** Records for the task **

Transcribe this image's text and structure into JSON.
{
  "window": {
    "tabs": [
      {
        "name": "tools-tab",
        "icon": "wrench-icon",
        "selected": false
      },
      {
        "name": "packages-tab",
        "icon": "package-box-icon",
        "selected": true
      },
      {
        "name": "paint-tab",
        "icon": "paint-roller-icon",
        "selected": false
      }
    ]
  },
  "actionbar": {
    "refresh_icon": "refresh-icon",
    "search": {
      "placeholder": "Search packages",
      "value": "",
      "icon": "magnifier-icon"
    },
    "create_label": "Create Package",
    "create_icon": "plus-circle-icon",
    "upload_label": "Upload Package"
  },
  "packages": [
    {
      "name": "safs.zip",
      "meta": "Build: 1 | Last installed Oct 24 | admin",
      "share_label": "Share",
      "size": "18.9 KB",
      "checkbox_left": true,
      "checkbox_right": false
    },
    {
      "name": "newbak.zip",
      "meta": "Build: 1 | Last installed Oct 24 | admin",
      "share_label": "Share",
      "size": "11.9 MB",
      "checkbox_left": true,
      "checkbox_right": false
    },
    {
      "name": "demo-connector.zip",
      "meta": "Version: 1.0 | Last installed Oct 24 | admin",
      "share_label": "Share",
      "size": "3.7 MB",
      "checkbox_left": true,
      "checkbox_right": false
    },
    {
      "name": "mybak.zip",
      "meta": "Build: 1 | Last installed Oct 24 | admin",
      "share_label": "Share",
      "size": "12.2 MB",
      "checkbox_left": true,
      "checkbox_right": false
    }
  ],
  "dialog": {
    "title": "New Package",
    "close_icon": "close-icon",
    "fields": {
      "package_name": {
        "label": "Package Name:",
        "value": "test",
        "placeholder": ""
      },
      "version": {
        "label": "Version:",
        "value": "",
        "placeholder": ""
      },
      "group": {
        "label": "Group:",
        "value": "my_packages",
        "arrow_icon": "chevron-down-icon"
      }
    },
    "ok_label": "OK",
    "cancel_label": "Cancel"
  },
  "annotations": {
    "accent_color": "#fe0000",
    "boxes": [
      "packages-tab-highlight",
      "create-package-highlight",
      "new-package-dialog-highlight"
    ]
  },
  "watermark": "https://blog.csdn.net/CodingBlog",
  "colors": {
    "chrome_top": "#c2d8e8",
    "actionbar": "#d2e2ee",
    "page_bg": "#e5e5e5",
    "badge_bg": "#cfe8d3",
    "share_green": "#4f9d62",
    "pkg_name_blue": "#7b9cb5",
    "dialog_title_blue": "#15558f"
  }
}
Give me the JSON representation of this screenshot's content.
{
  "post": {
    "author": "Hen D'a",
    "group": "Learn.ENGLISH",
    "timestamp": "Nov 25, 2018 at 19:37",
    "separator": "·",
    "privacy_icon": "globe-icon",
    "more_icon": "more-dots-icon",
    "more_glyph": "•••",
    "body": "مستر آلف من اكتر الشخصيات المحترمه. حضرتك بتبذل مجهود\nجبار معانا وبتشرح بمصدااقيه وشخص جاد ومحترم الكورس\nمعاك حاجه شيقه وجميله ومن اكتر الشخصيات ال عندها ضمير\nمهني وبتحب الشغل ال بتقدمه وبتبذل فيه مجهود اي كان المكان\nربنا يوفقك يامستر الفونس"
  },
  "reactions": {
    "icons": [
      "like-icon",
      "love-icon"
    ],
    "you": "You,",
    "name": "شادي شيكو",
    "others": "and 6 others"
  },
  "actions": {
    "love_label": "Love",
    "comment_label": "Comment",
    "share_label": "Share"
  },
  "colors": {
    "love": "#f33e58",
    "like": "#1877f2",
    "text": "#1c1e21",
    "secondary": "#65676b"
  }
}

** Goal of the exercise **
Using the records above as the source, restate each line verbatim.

** Solution to this problem **
Transcribe this image's text and structure into JSON.
{
  "window": {
    "tabs": [
      {
        "name": "tools-tab",
        "icon": "wrench-icon",
        "selected": false
      },
      {
        "name": "packages-tab",
        "icon": "package-box-icon",
        "selected": true
      },
      {
        "name": "paint-tab",
        "icon": "paint-roller-icon",
        "selected": false
      }
    ]
  },
  "actionbar": {
    "refresh_icon": "refresh-icon",
    "search": {
      "placeholder": "Search packages",
      "value": "",
      "icon": "magnifier-icon"
    },
    "create_label": "Create Package",
    "create_icon": "plus-circle-icon",
    "upload_label": "Upload Package"
  },
  "packages": [
    {
      "name": "safs.zip",
      "meta": "Build: 1 | Last installed Oct 24 | admin",
      "share_label": "Share",
      "size": "18.9 KB",
      "checkbox_left": true,
      "checkbox_right": false
    },
    {
      "name": "newbak.zip",
      "meta": "Build: 1 | Last installed Oct 24 | admin",
      "share_label": "Share",
      "size": "11.9 MB",
      "checkbox_left": true,
      "checkbox_right": false
    },
    {
      "name": "demo-connector.zip",
      "meta": "Version: 1.0 | Last installed Oct 24 | admin",
      "share_label": "Share",
      "size": "3.7 MB",
      "checkbox_left": true,
      "checkbox_right": false
    },
    {
      "name": "mybak.zip",
      "meta": "Build: 1 | Last installed Oct 24 | admin",
      "share_label": "Share",
      "size": "12.2 MB",
      "checkbox_left": true,
      "checkbox_right": false
    }
  ],
  "dialog": {
    "title": "New Package",
    "close_icon": "close-icon",
    "fields": {
      "package_name": {
        "label": "Package Name:",
        "value": "test",
        "placeholder": ""
      },
      "version": {
        "label": "Version:",
        "value": "",
        "placeholder": ""
      },
      "group": {
        "label": "Group:",
        "value": "my_packages",
        "arrow_icon": "chevron-down-icon"
      }
    },
    "ok_label": "OK",
    "cancel_label": "Cancel"
  },
  "annotations": {
    "accent_color": "#fe0000",
    "boxes": [
      "packages-tab-highlight",
      "create-package-highlight",
      "new-package-dialog-highlight"
    ]
  },
  "watermark": "https://blog.csdn.net/CodingBlog",
  "colors": {
    "chrome_top": "#c2d8e8",
    "actionbar": "#d2e2ee",
    "page_bg": "#e5e5e5",
    "badge_bg": "#cfe8d3",
    "share_green": "#4f9d62",
    "pkg_name_blue": "#7b9cb5",
    "dialog_title_blue": "#15558f"
  }
}
Give me the JSON representation of this screenshot's content.
{
  "post": {
    "author": "Hen D'a",
    "group": "Learn.ENGLISH",
    "timestamp": "Nov 25, 2018 at 19:37",
    "separator": "·",
    "privacy_icon": "globe-icon",
    "more_icon": "more-dots-icon",
    "more_glyph": "•••",
    "body": "مستر آلف من اكتر الشخصيات المحترمه. حضرتك بتبذل مجهود\nجبار معانا وبتشرح بمصدااقيه وشخص جاد ومحترم الكورس\nمعاك حاجه شيقه وجميله ومن اكتر الشخصيات ال عندها ضمير\nمهني وبتحب الشغل ال بتقدمه وبتبذل فيه مجهود اي كان المكان\nربنا يوفقك يامستر الفونس"
  },
  "reactions": {
    "icons": [
      "like-icon",
      "love-icon"
    ],
    "you": "You,",
    "name": "شادي شيكو",
    "others": "and 6 others"
  },
  "actions": {
    "love_label": "Love",
    "comment_label": "Comment",
    "share_label": "Share"
  },
  "colors": {
    "love": "#f33e58",
    "like": "#1877f2",
    "text": "#1c1e21",
    "secondary": "#65676b"
  }
}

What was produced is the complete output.